[Input Boundary: Start]
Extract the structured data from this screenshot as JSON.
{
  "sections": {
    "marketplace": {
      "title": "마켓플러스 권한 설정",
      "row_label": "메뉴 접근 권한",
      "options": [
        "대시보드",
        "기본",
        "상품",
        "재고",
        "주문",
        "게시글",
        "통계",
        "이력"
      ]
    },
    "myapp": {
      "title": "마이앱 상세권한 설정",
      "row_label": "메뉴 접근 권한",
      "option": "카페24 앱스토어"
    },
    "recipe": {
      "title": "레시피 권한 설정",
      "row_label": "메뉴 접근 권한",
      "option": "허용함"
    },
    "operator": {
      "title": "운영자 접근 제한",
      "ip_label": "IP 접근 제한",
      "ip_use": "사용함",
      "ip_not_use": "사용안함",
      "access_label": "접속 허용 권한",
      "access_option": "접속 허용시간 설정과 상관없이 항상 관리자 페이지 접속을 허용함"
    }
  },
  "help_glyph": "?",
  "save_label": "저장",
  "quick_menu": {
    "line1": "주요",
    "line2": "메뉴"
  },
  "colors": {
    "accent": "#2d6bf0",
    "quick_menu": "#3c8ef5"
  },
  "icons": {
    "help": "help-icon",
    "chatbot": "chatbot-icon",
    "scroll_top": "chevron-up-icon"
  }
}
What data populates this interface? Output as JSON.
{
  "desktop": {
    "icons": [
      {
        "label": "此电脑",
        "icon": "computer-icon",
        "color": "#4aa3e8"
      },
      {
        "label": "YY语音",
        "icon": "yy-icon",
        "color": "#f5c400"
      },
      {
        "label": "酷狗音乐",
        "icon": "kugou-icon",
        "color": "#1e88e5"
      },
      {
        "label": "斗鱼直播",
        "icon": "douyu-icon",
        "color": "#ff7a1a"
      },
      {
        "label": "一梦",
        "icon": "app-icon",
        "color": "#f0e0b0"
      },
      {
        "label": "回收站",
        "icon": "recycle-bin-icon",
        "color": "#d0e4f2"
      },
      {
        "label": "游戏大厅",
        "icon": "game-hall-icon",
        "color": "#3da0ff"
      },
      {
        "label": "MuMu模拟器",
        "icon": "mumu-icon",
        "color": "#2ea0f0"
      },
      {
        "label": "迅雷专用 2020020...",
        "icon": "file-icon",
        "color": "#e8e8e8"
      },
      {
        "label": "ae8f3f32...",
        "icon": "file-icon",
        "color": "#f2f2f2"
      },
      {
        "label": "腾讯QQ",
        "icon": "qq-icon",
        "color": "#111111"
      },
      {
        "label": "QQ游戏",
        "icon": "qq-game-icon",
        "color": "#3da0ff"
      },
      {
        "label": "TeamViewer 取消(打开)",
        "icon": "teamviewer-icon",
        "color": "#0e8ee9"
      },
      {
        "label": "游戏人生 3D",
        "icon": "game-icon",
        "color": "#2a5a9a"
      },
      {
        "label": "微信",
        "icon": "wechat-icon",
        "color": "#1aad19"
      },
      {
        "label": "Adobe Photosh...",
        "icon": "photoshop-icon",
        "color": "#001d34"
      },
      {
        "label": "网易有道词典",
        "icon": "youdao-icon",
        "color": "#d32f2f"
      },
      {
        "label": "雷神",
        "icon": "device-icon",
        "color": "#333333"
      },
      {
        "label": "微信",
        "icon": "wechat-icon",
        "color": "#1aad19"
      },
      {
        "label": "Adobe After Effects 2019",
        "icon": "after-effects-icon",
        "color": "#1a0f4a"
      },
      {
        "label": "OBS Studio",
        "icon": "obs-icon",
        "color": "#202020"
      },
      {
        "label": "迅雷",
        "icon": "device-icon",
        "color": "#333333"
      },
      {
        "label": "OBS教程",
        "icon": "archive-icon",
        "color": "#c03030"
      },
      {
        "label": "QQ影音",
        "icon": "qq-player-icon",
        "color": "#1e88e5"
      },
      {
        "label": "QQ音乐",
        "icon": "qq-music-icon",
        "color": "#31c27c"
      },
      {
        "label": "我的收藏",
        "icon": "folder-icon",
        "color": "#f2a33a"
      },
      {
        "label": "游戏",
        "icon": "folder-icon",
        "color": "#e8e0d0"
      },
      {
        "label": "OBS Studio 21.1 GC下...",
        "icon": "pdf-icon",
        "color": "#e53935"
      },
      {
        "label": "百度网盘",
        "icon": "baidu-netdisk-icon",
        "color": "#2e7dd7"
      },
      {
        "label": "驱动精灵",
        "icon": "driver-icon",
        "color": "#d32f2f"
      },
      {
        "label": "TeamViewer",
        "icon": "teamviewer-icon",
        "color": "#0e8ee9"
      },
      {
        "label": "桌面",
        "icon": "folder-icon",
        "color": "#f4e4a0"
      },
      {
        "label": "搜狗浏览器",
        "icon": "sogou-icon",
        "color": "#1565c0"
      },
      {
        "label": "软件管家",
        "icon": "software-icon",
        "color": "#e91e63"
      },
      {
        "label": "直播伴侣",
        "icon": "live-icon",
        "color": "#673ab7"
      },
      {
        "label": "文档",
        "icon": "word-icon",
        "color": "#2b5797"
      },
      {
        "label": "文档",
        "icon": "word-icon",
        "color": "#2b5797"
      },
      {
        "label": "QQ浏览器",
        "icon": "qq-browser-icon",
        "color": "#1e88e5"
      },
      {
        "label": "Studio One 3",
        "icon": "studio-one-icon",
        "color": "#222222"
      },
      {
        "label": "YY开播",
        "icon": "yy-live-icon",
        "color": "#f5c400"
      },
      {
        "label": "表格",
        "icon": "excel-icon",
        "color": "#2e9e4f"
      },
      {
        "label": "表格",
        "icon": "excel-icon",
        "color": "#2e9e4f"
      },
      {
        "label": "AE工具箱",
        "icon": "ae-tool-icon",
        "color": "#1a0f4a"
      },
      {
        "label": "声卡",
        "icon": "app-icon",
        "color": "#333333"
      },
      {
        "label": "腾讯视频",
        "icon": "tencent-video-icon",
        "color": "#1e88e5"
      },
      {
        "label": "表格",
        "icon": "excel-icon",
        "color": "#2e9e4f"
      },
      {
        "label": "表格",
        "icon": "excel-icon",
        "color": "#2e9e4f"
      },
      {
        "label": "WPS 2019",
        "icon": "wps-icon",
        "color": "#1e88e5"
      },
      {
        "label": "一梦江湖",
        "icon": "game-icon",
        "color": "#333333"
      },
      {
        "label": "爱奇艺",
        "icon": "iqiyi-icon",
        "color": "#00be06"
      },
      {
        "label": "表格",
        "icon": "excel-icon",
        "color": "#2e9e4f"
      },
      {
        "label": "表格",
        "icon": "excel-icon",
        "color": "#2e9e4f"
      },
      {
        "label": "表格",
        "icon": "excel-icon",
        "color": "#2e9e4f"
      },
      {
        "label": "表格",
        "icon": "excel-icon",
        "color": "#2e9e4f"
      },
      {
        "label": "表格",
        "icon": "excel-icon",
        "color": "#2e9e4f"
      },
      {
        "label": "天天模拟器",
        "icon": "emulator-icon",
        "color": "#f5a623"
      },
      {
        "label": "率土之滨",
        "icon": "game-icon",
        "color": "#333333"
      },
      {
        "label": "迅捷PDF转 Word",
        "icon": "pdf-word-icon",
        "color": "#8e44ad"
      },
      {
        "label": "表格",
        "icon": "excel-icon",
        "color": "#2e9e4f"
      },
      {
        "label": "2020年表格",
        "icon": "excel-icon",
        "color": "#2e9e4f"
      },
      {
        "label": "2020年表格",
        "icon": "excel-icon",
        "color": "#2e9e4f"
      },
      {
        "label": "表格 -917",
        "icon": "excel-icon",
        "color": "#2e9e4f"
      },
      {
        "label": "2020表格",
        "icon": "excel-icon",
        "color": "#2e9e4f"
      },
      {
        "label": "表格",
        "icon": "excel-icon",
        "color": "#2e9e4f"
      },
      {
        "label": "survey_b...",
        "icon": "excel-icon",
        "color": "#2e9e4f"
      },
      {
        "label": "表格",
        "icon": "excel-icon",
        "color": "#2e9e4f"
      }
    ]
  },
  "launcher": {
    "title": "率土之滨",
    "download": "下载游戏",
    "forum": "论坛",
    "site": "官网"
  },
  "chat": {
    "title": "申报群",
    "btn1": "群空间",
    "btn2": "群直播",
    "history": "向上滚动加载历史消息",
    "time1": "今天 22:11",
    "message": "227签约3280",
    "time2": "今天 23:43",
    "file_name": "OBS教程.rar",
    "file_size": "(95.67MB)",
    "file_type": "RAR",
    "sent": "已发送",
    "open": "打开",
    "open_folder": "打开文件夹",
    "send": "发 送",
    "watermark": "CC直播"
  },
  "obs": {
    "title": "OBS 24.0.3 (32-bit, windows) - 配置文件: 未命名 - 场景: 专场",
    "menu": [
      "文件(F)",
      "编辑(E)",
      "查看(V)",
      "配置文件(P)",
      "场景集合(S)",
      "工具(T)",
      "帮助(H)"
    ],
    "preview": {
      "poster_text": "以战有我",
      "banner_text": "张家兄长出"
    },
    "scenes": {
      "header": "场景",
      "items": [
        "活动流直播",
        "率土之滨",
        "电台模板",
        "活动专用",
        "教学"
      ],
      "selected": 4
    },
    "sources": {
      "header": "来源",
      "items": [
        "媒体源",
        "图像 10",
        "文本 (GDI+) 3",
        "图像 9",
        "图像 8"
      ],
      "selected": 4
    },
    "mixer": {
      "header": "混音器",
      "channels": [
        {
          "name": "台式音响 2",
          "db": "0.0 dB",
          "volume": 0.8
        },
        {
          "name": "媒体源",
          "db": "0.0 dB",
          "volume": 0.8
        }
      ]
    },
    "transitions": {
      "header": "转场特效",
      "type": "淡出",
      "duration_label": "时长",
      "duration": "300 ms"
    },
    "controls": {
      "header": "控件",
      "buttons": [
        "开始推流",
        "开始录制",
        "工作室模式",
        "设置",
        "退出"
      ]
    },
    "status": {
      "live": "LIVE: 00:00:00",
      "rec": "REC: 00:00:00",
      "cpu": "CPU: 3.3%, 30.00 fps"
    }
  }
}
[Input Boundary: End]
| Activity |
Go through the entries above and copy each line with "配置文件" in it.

| Output |
    "title": "OBS 24.0.3 (32-bit, windows) - 配置文件: 未命名 - 场景: 专场",
      "配置文件(P)",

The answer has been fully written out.